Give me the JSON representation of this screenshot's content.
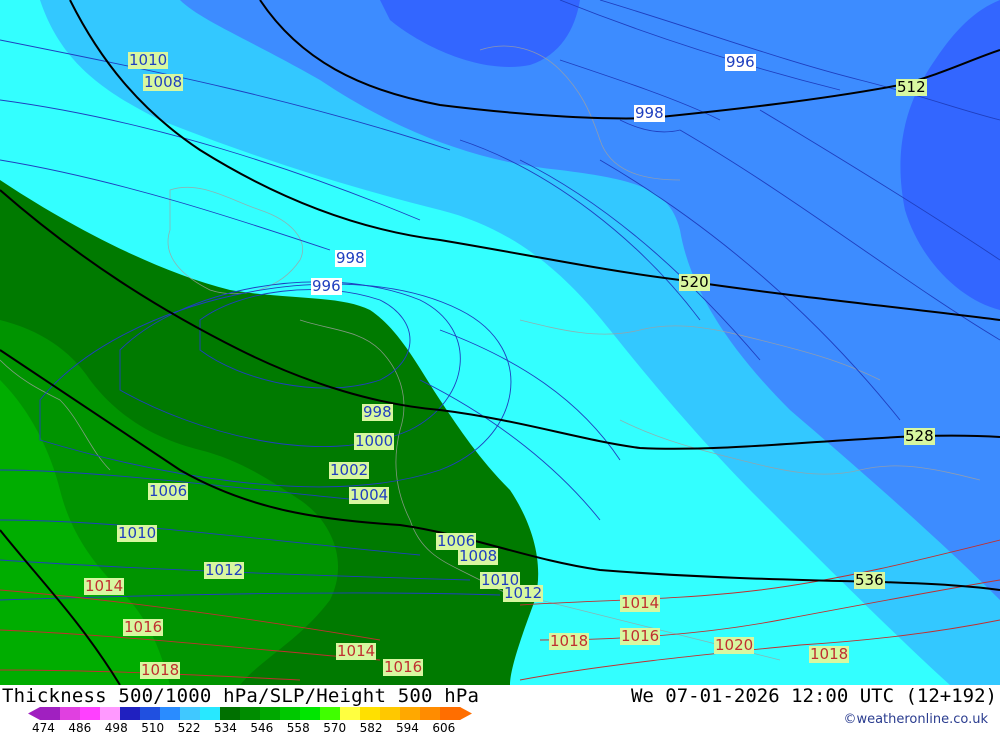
{
  "title": "Thickness 500/1000 hPa/SLP/Height 500 hPa",
  "datetime": "We 07-01-2026 12:00 UTC (12+192)",
  "credit": "©weatheronline.co.uk",
  "legend": {
    "ticks": [
      "474",
      "486",
      "498",
      "510",
      "522",
      "534",
      "546",
      "558",
      "570",
      "582",
      "594",
      "606"
    ],
    "colors": [
      "#a020c0",
      "#e040e0",
      "#ff40ff",
      "#ff99ff",
      "#2020c0",
      "#2050e0",
      "#2a8cff",
      "#40c8ff",
      "#28e8ff",
      "#007000",
      "#008c00",
      "#00a800",
      "#00c800",
      "#00e600",
      "#40ff00",
      "#ffff40",
      "#ffe000",
      "#ffc800",
      "#ffa800",
      "#ff8c00",
      "#ff6e00"
    ]
  },
  "map": {
    "height_labels": [
      "512",
      "520",
      "528",
      "536"
    ],
    "pressure_labels_blue": [
      "1010",
      "1008",
      "996",
      "998",
      "998",
      "996",
      "998",
      "1000",
      "1002",
      "1004",
      "1006",
      "1010",
      "1012",
      "1006",
      "1008",
      "1010",
      "1012"
    ],
    "pressure_labels_red": [
      "1014",
      "1016",
      "1018",
      "1014",
      "1016",
      "1014",
      "1018",
      "1016",
      "1020",
      "1018"
    ],
    "colors": {
      "thickness_blue_dark": "#3366ff",
      "thickness_blue": "#3d8cff",
      "thickness_blue_light": "#33c8ff",
      "thickness_cyan": "#33ffff",
      "thickness_green_dark": "#007a00",
      "thickness_green": "#009400",
      "thickness_green_light": "#00ad00",
      "height_contour": "#000000",
      "isobar_low": "#1f3fbf",
      "isobar_high": "#c03030",
      "label_bg_green": "#d8f7a0",
      "label_bg_white": "#ffffff"
    }
  }
}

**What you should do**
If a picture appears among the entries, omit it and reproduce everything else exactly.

**Answer to this problem**
Give me the JSON representation of this screenshot's content.
{
  "title": "Thickness 500/1000 hPa/SLP/Height 500 hPa",
  "datetime": "We 07-01-2026 12:00 UTC (12+192)",
  "credit": "©weatheronline.co.uk",
  "legend": {
    "ticks": [
      "474",
      "486",
      "498",
      "510",
      "522",
      "534",
      "546",
      "558",
      "570",
      "582",
      "594",
      "606"
    ],
    "colors": [
      "#a020c0",
      "#e040e0",
      "#ff40ff",
      "#ff99ff",
      "#2020c0",
      "#2050e0",
      "#2a8cff",
      "#40c8ff",
      "#28e8ff",
      "#007000",
      "#008c00",
      "#00a800",
      "#00c800",
      "#00e600",
      "#40ff00",
      "#ffff40",
      "#ffe000",
      "#ffc800",
      "#ffa800",
      "#ff8c00",
      "#ff6e00"
    ]
  },
  "map": {
    "height_labels": [
      "512",
      "520",
      "528",
      "536"
    ],
    "pressure_labels_blue": [
      "1010",
      "1008",
      "996",
      "998",
      "998",
      "996",
      "998",
      "1000",
      "1002",
      "1004",
      "1006",
      "1010",
      "1012",
      "1006",
      "1008",
      "1010",
      "1012"
    ],
    "pressure_labels_red": [
      "1014",
      "1016",
      "1018",
      "1014",
      "1016",
      "1014",
      "1018",
      "1016",
      "1020",
      "1018"
    ],
    "colors": {
      "thickness_blue_dark": "#3366ff",
      "thickness_blue": "#3d8cff",
      "thickness_blue_light": "#33c8ff",
      "thickness_cyan": "#33ffff",
      "thickness_green_dark": "#007a00",
      "thickness_green": "#009400",
      "thickness_green_light": "#00ad00",
      "height_contour": "#000000",
      "isobar_low": "#1f3fbf",
      "isobar_high": "#c03030",
      "label_bg_green": "#d8f7a0",
      "label_bg_white": "#ffffff"
    }
  }
}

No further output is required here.